The analysis was based on new per-pupil spending figures required under the Every Student Succeeds Act (ESSA)
In the next brief in a series analyzing within-district, per-pupil spending reports required by federal law released today by Education Reform Now, in Illinois, the two biggest takeaways are variability in funding among schools with similar concentrations of low income and nonwhite students and a largely mixed record of equitable funding.
The analysis is based on per-pupil figures that all states must report for the first time under a new federal requirement in the Every Student Succeeds Act. Previously, states only had to report district-level spending, which masked inequities at the school level.
Illinois schools with the highest concentration of nonwhite students spend substantially per student, on average, as schools with the lowest concentrations of nonwhite students in six of the state’s 10 largest districts.
More encouragingly, in six of Illinois’ ten largest districts, schools with larger concentrations of low-income students receive more per-pupil than schools with smaller concentrations of low-income students.
However, the report finds significant variation in spending, across schools with similar concentrations of poor and nonwhite students, suggesting a potential lack of intentionality on the part of districts around funding based on prioritizing race and poverty at the exclusion of other factors.

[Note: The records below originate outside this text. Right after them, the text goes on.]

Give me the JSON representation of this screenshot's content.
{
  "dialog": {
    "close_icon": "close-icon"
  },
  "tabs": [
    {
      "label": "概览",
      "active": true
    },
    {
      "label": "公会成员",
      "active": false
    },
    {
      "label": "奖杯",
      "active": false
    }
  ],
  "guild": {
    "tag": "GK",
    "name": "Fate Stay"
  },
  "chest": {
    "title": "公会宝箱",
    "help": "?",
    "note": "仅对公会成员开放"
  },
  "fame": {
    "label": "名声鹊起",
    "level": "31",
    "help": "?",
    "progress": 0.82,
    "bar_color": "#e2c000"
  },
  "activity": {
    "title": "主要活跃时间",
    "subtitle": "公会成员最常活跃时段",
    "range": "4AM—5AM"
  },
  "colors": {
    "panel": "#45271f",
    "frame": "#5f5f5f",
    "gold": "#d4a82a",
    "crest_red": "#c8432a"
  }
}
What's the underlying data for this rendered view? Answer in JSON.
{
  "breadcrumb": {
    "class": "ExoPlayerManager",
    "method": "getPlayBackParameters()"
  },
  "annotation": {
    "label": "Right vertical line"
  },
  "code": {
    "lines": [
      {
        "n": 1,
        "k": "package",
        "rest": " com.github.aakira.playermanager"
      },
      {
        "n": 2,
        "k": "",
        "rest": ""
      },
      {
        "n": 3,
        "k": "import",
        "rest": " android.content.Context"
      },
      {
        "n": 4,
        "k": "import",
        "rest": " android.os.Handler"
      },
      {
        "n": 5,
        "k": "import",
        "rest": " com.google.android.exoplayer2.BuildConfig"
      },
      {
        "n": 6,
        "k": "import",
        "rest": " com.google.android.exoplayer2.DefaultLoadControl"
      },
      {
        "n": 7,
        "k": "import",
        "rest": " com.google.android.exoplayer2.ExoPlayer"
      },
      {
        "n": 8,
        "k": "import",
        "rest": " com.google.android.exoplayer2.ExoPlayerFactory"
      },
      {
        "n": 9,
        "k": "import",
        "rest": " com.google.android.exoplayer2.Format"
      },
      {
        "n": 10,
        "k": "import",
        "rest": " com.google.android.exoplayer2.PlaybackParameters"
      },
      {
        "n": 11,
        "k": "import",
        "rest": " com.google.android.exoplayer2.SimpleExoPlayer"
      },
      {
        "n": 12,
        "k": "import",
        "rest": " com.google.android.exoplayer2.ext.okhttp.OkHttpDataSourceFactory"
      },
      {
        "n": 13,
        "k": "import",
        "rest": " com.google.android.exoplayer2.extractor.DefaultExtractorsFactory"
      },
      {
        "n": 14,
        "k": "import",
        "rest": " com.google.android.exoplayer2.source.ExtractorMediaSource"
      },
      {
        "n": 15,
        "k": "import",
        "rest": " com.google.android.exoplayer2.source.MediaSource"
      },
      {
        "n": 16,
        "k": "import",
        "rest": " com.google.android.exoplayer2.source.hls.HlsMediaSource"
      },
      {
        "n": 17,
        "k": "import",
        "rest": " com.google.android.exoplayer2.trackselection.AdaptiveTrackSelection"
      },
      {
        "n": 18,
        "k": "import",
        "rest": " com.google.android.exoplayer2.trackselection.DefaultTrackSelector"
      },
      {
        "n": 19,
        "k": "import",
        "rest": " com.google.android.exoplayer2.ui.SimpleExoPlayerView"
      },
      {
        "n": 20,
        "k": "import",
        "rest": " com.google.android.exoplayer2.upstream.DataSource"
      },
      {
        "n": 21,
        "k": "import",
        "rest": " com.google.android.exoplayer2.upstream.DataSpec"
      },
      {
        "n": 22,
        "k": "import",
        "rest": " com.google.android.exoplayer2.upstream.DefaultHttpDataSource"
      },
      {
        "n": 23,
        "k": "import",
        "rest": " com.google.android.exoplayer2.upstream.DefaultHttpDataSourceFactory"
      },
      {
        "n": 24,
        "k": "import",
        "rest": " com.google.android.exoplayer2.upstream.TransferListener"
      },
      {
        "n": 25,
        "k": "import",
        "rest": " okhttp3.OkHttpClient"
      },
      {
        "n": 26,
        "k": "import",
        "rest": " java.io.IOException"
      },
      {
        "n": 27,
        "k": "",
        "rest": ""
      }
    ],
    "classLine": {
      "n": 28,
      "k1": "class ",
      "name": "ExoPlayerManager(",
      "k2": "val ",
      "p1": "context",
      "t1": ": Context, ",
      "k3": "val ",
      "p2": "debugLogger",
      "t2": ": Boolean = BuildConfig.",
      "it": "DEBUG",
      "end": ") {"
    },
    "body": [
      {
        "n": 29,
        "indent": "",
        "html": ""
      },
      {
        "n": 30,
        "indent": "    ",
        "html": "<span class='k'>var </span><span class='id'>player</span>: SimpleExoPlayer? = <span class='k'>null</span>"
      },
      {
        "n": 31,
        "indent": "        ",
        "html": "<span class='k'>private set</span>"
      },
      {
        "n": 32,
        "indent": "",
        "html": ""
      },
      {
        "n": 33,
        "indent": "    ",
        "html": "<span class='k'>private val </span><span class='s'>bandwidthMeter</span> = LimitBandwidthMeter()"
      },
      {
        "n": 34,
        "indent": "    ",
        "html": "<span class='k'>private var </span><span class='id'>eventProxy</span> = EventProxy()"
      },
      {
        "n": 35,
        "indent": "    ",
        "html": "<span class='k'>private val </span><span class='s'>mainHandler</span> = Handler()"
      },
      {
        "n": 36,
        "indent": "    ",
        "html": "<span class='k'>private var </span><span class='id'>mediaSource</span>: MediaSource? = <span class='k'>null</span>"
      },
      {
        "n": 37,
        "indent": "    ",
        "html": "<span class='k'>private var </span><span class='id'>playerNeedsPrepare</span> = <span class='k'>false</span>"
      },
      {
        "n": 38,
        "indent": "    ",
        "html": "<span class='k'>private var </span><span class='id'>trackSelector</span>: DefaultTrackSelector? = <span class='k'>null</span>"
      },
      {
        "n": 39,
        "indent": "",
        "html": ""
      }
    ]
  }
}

Yet, some districts—including Chicago—buck the negative trends, providing additional recourses to traditionally underserved students.
These findings were reviewed by the Illinois State Board of Education and was shared with district officials in all 10 districts mentioned in the report as part of the vetting process.
The full report and district-specific findings are available here.